Britain is adrift. In recent years ‘globalists’, ‘isolationists’ and ‘compensationists’ have all but suffocated the United Kingdom’s (UK) ability to develop a coherent and suitable strategic policy for dealing with the wider world.
As it plans to withdraw from the European Union (EU), the UK needs new ideas for national renewal and global engagement. This becomes all the more pertinent as the world descends into a new era of strategic competition as countries such as Russia and China rise to challenge the rules-based international order.
The British Interest offers a platform for such debates. We aim to become the leading online magazine for the discussion of the UK’s national priorities, including how they should be defined.
We hope a few principles bind our contributors together.
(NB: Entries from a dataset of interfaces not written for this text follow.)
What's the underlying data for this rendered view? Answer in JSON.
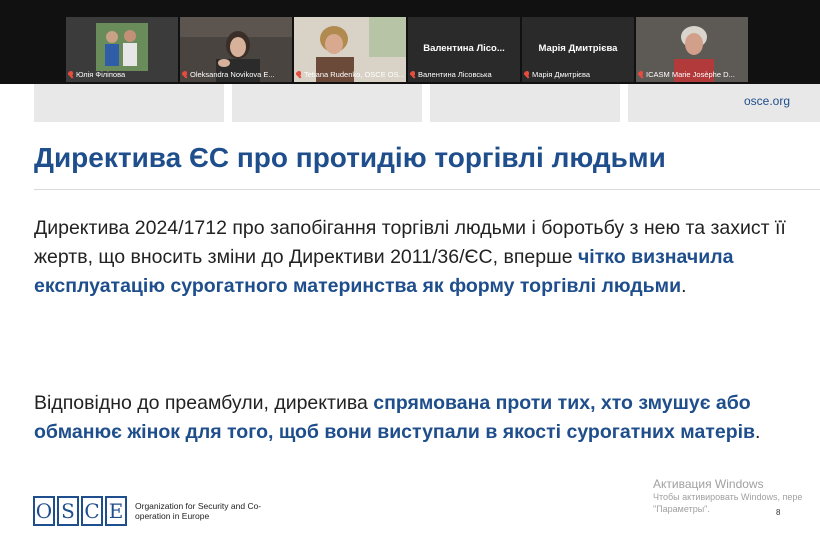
{
  "participants": [
    {
      "name": "Юлія Філіпова",
      "display": ""
    },
    {
      "name": "Oleksandra Novikova E...",
      "display": ""
    },
    {
      "name": "Tetiana Rudenko, OSCE OS...",
      "display": ""
    },
    {
      "name": "Валентина Лісовська",
      "display": "Валентина Лісо..."
    },
    {
      "name": "Марія Дмитрієва",
      "display": "Марія Дмитрієва"
    },
    {
      "name": "ICASM Marie Josèphe D...",
      "display": ""
    }
  ],
  "slide": {
    "site": "osce.org",
    "title": "Директива ЄС про протидію торгівлі людьми",
    "para1_text": "Директива 2024/1712 про запобігання торгівлі людьми і боротьбу з нею та захист її жертв, що вносить зміни до Директиви 2011/36/ЄС, вперше ",
    "para1_bold": "чітко визначила експлуатацію сурогатного материнства як форму торгівлі людьми",
    "para1_end": ".",
    "para2_text": "Відповідно до преамбули, директива ",
    "para2_bold": "спрямована проти тих, хто змушує або обманює жінок для того, щоб вони виступали в якості сурогатних матерів",
    "para2_end": ".",
    "logo_letters": [
      "O",
      "S",
      "C",
      "E"
    ],
    "org_name": "Organization for Security and Co-operation in Europe",
    "page_number": "8"
  },
  "watermark": {
    "title": "Активация Windows",
    "line1": "Чтобы активировать Windows, пере",
    "line2": "\"Параметры\"."
  }
}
We stand against ‘declinism’. While the UK is no longer the world’s dominant nation, it still has the potential to remain among the world’s leading powers, well into the twenty-first century.
We are unionists. The UK – a union of nations and overseas territories – has now lasted, indeed flourished, for over three centuries. Whatever their differences, we hope the peoples of these islands – Britons, whether English, Irish, Scottish or Welsh – shall continue to work together to generate the means to protect both their interests and their values, not least as they come under attack from authoritarian rivals.
We are also internationalists. From the abolition of the slave trade during the early nineteenth century to the defeat of class-based and ethnic-based totalitarianism in continental Europe during the twentieth, Britain has played a key role in pressing down injustice and wrong. As a global diplomatic and military power, we believe that the UK should continue to act as a force for good in the world, even if we might disagree about the merit of specific forms of engagement.
That said, to facilitate continued discussion and debate, we welcome all perspectives in The British Interest. So, irrespective of your own standpoint, we and our contributors hope you will enjoy reading The British Interest, which we hope will enrich and widen our national debate.
And, obviously, the usual disclaimer applies: the views of our contributors are theirs alone and do not represent the views of The British Interest, the Henry Jackson Society, or the Forum on Geopolitics at the University of Cambridge.
– James Rogers
Editor-in-Chief, The British Interest
11 June 2019